Little league baseball is more than a game to struggling community

Published 8:05 am Wednesday, June 23, 2010

I began my involvement with Little League baseball in 1975. I was a Courtland Peewee at that time, and then moved up the Midget ranks as I got older.

As I look at the league today, I see tremendous growth and expansion. We now have five levels of baseball as well as girls softball.

More important are the effects I see this organization has on the community.

The past two years have been economically challenging to say the least. With job layoffs, transfers and overall pressures from the economic downturn, we have seen firsthand the effects on our friends and loved ones.

Each one of us personally knows someone affected directly or indirectly by the nation’s economy. However, there is a small glimmer of light in this period of trials and tribulations.

As a parent and coach of young kids involved in this league, I have the privilege of working directly with our next generation of leaders through Little League baseball. Over the course of this season, I have seen parents and fans come to the ballgames with looks of worry and uncertainty about their futures.

However, once the umpire calls out “play ball,” a transition occurs.
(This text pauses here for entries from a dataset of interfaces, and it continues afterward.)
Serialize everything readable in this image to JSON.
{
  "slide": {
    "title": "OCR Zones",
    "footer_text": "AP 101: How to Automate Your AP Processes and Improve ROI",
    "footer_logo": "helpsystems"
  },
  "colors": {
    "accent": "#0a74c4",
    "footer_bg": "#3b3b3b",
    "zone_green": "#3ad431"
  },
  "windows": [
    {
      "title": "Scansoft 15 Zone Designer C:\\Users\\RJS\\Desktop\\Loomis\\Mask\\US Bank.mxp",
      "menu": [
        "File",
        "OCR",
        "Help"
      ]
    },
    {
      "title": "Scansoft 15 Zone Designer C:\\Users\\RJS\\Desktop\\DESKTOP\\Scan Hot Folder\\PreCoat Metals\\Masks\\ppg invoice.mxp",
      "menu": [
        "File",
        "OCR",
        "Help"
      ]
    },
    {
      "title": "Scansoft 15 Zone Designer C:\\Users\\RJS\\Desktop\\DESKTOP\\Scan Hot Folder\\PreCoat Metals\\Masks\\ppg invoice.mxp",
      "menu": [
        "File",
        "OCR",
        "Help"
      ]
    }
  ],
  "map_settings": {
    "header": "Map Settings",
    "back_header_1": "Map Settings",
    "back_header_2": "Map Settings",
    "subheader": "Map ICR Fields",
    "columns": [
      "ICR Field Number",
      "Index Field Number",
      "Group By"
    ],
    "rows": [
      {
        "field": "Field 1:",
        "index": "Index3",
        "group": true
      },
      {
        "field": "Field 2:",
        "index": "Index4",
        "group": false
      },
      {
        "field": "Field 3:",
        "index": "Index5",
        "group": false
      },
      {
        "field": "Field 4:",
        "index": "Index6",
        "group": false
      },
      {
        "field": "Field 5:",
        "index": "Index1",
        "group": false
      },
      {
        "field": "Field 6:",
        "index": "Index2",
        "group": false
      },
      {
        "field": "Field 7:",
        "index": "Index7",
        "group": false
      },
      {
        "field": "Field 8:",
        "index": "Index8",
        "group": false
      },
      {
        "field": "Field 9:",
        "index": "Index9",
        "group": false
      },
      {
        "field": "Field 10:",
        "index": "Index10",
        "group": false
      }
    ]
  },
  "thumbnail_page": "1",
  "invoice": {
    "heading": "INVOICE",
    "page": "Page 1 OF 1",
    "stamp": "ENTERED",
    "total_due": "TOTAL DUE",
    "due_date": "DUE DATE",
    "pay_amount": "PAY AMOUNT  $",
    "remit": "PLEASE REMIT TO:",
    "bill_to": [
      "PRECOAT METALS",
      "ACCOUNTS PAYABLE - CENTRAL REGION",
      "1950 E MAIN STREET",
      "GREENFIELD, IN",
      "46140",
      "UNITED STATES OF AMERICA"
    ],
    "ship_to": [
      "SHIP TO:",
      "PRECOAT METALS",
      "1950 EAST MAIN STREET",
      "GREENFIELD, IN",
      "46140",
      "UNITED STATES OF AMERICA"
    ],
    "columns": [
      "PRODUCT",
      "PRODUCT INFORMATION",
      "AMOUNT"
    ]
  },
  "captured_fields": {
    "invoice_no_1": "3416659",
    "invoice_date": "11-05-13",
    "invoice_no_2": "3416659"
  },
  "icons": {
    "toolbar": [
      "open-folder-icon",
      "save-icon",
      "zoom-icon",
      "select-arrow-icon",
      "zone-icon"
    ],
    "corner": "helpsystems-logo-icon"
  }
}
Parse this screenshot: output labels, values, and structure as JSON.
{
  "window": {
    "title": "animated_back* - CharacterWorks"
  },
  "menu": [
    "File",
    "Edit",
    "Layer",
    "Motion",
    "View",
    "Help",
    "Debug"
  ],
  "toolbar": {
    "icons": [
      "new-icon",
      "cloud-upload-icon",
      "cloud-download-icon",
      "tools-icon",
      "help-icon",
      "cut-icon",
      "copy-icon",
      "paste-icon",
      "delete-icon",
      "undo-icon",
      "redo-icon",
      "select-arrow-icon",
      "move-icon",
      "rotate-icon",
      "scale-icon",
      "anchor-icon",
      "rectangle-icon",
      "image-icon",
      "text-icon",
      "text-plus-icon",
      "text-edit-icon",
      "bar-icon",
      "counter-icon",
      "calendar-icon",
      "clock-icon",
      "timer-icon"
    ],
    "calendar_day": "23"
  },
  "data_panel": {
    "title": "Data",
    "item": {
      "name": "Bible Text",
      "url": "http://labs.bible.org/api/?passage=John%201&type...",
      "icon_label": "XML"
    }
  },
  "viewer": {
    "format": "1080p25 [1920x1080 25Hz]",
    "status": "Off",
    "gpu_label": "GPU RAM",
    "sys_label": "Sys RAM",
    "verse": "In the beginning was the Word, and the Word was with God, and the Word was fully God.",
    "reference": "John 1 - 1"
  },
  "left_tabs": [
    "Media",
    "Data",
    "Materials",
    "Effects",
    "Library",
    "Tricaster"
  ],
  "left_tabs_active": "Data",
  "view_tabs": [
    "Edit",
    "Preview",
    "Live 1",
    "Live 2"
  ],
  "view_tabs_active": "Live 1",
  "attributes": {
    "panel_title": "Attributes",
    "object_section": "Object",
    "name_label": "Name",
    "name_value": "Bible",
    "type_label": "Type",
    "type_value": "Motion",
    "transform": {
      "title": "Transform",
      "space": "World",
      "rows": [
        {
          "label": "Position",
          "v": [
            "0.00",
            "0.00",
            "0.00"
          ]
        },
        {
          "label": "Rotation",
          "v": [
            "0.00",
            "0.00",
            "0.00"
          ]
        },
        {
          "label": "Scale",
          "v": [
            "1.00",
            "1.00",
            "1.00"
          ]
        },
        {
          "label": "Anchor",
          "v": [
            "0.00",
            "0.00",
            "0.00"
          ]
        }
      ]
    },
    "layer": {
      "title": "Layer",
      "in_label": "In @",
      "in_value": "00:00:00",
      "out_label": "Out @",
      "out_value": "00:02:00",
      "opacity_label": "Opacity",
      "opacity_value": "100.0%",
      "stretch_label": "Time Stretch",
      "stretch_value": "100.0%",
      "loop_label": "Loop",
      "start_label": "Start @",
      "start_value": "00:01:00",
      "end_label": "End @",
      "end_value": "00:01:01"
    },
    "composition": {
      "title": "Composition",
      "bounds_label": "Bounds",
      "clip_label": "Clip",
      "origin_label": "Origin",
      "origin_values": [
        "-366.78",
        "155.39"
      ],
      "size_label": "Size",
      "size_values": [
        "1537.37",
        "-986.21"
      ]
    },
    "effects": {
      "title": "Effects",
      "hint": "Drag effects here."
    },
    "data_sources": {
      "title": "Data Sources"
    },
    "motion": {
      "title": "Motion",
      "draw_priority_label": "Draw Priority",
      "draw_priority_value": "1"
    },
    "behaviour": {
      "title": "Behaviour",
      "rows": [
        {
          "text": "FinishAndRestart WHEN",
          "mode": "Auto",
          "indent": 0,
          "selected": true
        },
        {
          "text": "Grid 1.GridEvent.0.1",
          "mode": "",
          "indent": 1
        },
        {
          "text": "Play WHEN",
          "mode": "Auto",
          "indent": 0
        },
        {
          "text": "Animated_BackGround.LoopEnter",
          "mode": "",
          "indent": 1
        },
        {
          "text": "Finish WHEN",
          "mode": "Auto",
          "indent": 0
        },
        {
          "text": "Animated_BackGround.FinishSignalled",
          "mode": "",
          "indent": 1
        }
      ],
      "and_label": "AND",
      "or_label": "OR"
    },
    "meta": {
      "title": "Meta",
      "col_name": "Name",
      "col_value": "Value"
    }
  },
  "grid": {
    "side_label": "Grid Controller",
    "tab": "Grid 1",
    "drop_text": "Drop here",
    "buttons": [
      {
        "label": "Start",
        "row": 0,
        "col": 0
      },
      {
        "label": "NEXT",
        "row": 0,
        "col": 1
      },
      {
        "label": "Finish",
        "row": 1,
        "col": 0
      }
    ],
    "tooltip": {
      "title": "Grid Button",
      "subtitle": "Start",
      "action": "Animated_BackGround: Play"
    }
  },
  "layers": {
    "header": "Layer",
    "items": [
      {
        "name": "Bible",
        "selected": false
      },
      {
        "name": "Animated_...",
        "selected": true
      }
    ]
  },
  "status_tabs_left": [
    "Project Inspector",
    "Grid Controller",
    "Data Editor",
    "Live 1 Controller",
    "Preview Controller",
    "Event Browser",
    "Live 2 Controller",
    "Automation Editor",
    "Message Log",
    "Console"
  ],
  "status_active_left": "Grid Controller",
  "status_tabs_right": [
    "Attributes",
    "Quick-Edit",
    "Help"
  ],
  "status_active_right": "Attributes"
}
As I watch from the dugout, a group of people become enthralled in watching our kids participate in our nation’s pastime. Parents, grandparents and other spectators engage in conversation about the game and reminisce about their childhood time as a player, usually remembering they were better than they actually were to see the world as kids do.

They are always looking for the positive in things and not allowing worry to cross their little minds. We could stand to take a little of this into our daily lives as adults.

As we have completed the 2010 season and are about to move on to All-Stars, I encourage each of you to continue to support this program in years to come as it has supported us to this point.

I will leave with a couple of thoughts.

First for the kids, don’t focus so much on the wins and losses; it is far more important to focus on the manner in which you play the game.

For the adults, as you think back about your time as a player, do you really remember the wins and losses? Or do you remember the lifelong friends you made at the time? Do you remember a coach who said or did something who has stayed with you through your adult life?

Whether it is Friday night under the lights or Saturday or Sunday, this league provides a few hours of relief from the pressures of the challenges that face our community.

I see kids enjoying the game as I once did and learning the valuable lessons of teamwork, sportsmanship and character. We as coaches and fans constantly have to fight back the urges to allow our emotions and passion to cloud our views of the ultimate goal of league.

Our goal as the current administrators of this league is to ensure we are teaching our kids the values so they can become positive contributors to their communities in years to come and have fun doing it.

Sometimes I find myself fuming over losses for days, sometimes weeks. “What went wrong?” I’ll ask. “What could I have done differently?”

Recently I observed our kids after a tough loss, as we lined up to shake hands; our kids were visibly down. However, 10 minutes after the game, I see those same kids from both teams walking side by side, laughing and sharing a hot dog and soda.

This is where the students teach the professors a valuable lesson. When it is said and done, this is only a game. We as parents and coaches must allow our kids to enjoy and learn without our emotions getting the better of us.